There’s an old Latin saying that, “Life isn’t given to anyone but just given on loan to everyone.” When this thinking is applied to my own photography I think that it means that I should be spending my time making the kind of images that I like. And believe me, at this point in my life, that’s what I try to do.

I think that the process of making photographs extends far beyond merely clicking the shutter release button and what you see, contrary to what Flip Wilson said, is not always what you get. Manipulating images, for example, has been a part of the photographic process since Julia Margaret Cameron got her first camera, yet when computers get involved in the process, it seems to set some purists hair on fire. I know this because they have told me. One of my automotive images, that’s featured on the splash page of this website and one that I always jokingly say is from my LeRoy Neiman period, has generated some interesting comments from this blog’s readers.

One reader wrote that, “Once you change an image it ceases to be a photograph, even if all you do is sharpen it.” I thought that was a bit strong until I read, “Resorting to Photoshop tricks just means you’re not a good enough photographer to actually capture the image.” Ouch, that one hurt but I especially enjoyed, “Let’s say you take a photograph and manipulate it in some software program. If the end result is 50% photograph and 50% manipulation, you are only half the photographer that you think you are.”

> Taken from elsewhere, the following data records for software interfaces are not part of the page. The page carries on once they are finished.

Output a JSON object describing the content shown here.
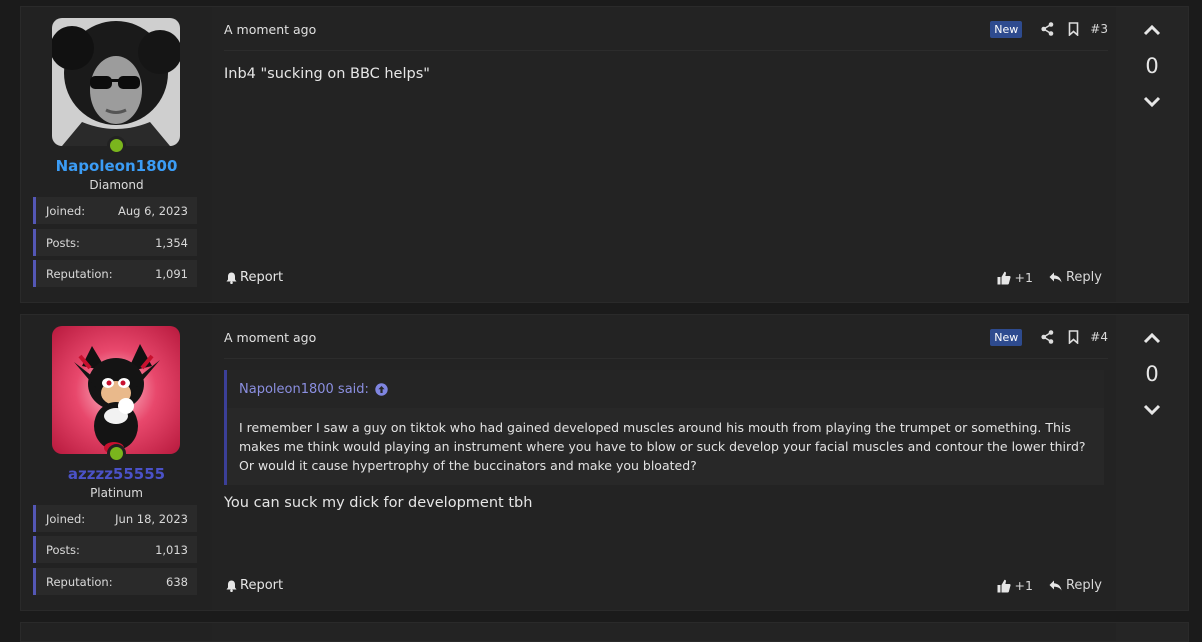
{
  "posts": [
    {
      "username": "Napoleon1800",
      "username_color": "#3b9cf5",
      "user_title": "Diamond",
      "stats": [
        {
          "label": "Joined:",
          "value": "Aug 6, 2023"
        },
        {
          "label": "Posts:",
          "value": "1,354"
        },
        {
          "label": "Reputation:",
          "value": "1,091"
        }
      ],
      "time": "A moment ago",
      "badge": "New",
      "number": "#3",
      "message": "Inb4 \"sucking on BBC helps\"",
      "report": "Report",
      "likes": "+1",
      "reply": "Reply",
      "score": "0",
      "avatar_icon": "avatar-portrait-sunglasses"
    },
    {
      "username": "azzzz55555",
      "username_color": "#4b52c8",
      "user_title": "Platinum",
      "stats": [
        {
          "label": "Joined:",
          "value": "Jun 18, 2023"
        },
        {
          "label": "Posts:",
          "value": "1,013"
        },
        {
          "label": "Reputation:",
          "value": "638"
        }
      ],
      "time": "A moment ago",
      "badge": "New",
      "number": "#4",
      "quote_author": "Napoleon1800 said:",
      "quote_text": "I remember I saw a guy on tiktok who had gained developed muscles around his mouth from playing the trumpet or something. This makes me think would playing an instrument where you have to blow or suck develop your facial muscles and contour the lower third? Or would it cause hypertrophy of the buccinators and make you bloated?",
      "message": "You can suck my dick for development tbh",
      "report": "Report",
      "likes": "+1",
      "reply": "Reply",
      "score": "0",
      "avatar_icon": "avatar-shadow-hedgehog"
    }
  ]
}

One photojournalism fan put it this way, “Putting anything new in a photograph makes it an illustration. Taking objectionable items out does not debase its basic photographic nature.” So let me get this straight: Removing a telephone pole, I assume, is OK but what about the case of a 1970’s Denver Post photo editor who airbrushed a prize-winning bull’s photograph to hide its cojonés. I can tell you this, the bull’s owner was not amused because the photograph devalued the value of this particular animal.

Then there was a comment that “Photoshopped images are drawings, not photographs.” After all these years of not being able to draw stick figures, I can finally draw! Mom would have been so proud. Finally, there was this statement that I sorta agree with, “Why don’t we just call it all Art or at least artful.”

If you’ve been a reader of this blog for even a little while, you know that the kind and style of today’s featured image is not the kind of photograph, or illustration of you prefer, that I typically make. But it fits the basic premise of all the different kinds of photography, including portraiture, that I enjoy doing and this is the same as the philosophy of this blog: Have fun with your photography.


If you enjoyed today’s blog post and would like to treat me to a cup of Earl Grey tea ($2.50), please click here. And if you do, thanks so much.

 

Along with photographer Barry Staver, Joe is co-author of Better Available Light Digital Photography that’s out-of-print but new copies are available for $21.88 or used copies for giveaway prices—less than three bucks—from Amazon, as I write this. The Kindle version, for some reason, is expensive.